What is the right amount of screen time in a pandemic? Does watching Bluey count? And do I get extra parent-credits for forcing my kid to play with a stick, in the rain, while I figure out how to resist the return of the old normal?
These are just some of the questions as we emerge from a time of extraordinary disruption to the patterns of our lives and square off to the prospect of school holidays 2020.
We don’t have categorical answers, I’m afraid. But we do have a few thoughts to share. The first of which is this; you deserve a break. You have just parented through a moment of historic uncertainty. So, be nice to yourself. Ignore anyone who brings a running hose to that well-spring of parental guilt we all contend with. And if your kids feel the need to spend a little more time in digital entertainment than normal, don’t worry.
Over this past few months of lock downs and zoom birthdays our relationship to technology has changed. That hard border between our ‘real life’ and ‘digital life’ has softened.
Technology has become a bigger part of our work and school-lives, our interactions with family and friends, and just about every other aspect of our lives. But at the same time as we have spent more time on screens, we have also spent more time outdoors with our kids.
In the heart of lockdown there were more family groups out riding bikes in Perth neighbourhoods than I have ever seen in my life. And then as the restrictions eased, trails became full, parks were overrun with kids and dogs and lattes, and now playgrounds are popping buttons.
By spending more time at home, inside, and on zoom calls to our in-laws we have become unavoidably aware of our deep need to move and to be outside. Ironically, the very increase in technology use has contributed to an increase in outdoor play.
The corona-storm has demonstrated that the greatest enemy of outdoor play is not technology. It is a lack of time. A good life for our kids, and for us, is not about counting out minutes on devices, but about recognising the things that are important to us and finding ways to secure time for them.
COVID-19 gave us that time.
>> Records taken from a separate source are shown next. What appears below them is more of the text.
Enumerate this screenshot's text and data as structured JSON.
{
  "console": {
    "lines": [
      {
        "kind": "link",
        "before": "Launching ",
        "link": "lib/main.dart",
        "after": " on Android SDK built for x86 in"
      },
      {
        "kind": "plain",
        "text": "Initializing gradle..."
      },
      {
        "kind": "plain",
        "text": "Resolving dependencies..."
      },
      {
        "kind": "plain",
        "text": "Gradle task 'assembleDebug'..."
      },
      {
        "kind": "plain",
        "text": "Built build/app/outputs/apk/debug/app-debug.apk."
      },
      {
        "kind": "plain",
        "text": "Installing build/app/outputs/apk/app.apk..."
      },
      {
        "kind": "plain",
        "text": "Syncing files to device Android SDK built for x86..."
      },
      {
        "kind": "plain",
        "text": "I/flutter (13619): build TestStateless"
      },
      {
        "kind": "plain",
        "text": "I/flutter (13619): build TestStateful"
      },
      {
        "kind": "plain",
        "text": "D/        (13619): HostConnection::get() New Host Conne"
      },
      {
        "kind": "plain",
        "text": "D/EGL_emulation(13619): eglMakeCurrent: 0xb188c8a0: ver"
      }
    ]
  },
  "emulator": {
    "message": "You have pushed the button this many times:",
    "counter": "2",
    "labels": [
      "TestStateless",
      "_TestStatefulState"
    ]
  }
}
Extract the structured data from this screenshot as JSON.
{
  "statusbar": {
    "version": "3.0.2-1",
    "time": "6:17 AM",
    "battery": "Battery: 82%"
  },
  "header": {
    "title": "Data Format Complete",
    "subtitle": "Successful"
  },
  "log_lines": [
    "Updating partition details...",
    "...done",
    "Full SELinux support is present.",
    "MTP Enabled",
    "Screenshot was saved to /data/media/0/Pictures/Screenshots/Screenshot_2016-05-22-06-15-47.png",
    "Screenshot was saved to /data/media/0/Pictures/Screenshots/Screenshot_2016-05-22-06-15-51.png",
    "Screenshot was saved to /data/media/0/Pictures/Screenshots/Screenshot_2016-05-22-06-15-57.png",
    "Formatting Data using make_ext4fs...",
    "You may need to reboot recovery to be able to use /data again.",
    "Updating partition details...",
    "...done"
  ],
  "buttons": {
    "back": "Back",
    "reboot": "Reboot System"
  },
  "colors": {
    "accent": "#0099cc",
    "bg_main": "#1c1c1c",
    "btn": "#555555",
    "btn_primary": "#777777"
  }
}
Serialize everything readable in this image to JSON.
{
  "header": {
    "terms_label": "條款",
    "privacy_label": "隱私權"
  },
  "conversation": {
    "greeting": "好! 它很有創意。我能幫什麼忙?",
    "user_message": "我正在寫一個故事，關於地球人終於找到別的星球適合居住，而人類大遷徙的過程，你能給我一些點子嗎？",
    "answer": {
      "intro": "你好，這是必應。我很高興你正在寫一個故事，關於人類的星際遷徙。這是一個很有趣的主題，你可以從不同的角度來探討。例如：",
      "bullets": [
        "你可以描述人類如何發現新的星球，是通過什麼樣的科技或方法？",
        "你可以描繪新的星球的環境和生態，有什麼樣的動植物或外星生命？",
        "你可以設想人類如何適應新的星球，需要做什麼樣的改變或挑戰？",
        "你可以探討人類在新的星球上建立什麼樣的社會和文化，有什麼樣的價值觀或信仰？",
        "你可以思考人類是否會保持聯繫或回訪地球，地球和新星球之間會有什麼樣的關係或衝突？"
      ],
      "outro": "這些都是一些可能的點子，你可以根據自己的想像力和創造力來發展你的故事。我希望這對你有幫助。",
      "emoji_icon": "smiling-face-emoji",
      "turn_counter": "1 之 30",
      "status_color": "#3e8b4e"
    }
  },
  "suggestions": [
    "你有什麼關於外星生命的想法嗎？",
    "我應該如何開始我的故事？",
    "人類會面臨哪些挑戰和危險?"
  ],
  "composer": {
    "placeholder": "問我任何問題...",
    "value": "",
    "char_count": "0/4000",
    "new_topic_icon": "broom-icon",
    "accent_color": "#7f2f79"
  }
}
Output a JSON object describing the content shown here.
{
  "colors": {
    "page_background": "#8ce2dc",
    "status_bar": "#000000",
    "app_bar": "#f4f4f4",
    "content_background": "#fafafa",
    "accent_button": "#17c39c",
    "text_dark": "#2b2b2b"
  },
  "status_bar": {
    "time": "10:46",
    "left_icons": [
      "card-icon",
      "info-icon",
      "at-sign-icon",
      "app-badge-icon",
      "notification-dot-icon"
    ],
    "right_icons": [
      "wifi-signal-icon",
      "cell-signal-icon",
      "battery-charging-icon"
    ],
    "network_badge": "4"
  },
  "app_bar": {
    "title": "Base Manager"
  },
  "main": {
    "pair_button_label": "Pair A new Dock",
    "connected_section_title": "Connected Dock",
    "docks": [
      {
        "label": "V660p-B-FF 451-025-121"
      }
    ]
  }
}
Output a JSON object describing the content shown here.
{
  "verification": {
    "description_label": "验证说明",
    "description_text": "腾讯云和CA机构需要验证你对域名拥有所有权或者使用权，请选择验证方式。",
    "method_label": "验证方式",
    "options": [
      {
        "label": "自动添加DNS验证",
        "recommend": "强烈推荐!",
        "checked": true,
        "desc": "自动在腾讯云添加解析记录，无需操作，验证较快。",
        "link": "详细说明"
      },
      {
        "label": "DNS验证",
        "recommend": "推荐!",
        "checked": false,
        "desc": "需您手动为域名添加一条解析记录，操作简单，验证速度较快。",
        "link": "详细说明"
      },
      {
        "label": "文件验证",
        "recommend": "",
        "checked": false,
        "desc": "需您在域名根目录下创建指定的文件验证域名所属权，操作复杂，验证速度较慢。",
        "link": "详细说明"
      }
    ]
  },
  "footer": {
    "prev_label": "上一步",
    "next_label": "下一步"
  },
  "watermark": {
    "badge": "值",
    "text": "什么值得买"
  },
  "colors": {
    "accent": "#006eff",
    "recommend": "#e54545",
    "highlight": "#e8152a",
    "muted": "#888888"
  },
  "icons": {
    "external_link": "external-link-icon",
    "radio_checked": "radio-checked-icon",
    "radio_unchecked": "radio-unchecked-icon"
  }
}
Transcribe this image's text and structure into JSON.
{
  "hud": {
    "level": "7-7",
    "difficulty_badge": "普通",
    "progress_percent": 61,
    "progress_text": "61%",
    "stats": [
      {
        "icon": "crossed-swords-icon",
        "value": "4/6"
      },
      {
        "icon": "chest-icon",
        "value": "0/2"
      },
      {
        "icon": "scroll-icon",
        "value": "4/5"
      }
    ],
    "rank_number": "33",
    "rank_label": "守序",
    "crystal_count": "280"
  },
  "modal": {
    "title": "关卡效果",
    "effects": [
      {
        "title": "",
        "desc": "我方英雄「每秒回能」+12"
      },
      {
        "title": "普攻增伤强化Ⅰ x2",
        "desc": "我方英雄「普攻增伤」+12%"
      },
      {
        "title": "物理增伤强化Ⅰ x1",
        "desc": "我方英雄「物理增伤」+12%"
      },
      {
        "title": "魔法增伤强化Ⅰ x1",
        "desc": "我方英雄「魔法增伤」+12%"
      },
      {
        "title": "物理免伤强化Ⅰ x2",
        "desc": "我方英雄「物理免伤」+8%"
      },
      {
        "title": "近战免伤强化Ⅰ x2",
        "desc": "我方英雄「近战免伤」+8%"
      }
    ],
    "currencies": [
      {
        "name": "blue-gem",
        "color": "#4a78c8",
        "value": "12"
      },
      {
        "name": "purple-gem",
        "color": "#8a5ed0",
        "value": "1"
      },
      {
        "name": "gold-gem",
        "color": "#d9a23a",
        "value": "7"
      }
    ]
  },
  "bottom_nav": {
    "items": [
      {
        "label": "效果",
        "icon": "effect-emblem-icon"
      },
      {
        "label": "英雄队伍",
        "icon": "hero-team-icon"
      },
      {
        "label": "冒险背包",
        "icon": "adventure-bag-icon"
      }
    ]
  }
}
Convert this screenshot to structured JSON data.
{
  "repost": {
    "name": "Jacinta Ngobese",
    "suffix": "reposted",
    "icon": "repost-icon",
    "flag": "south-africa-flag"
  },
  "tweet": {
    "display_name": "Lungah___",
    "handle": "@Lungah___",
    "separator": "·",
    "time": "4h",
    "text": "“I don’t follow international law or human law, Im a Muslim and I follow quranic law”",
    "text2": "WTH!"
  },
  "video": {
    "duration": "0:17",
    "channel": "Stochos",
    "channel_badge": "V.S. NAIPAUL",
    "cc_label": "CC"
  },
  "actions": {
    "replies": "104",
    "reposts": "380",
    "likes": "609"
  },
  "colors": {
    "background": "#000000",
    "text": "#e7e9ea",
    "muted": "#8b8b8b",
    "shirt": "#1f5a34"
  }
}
And now, as it retreats, our challenge is to quarantine that joyous time for play from our ever-complicating schedule.
As the arteries of our daily commute re-clog, our weekend commitments recommit, and our focus shifts from nurturing the kids we love through a dropped-cake of a year, that challenge grows.
We can do it. The corona-storm showed us that. If we value it, if we want to prioritise it, we will find ways to secure time for play. And along the way technology will weave its way in and out of our play, our work, and our family time, and that is ok.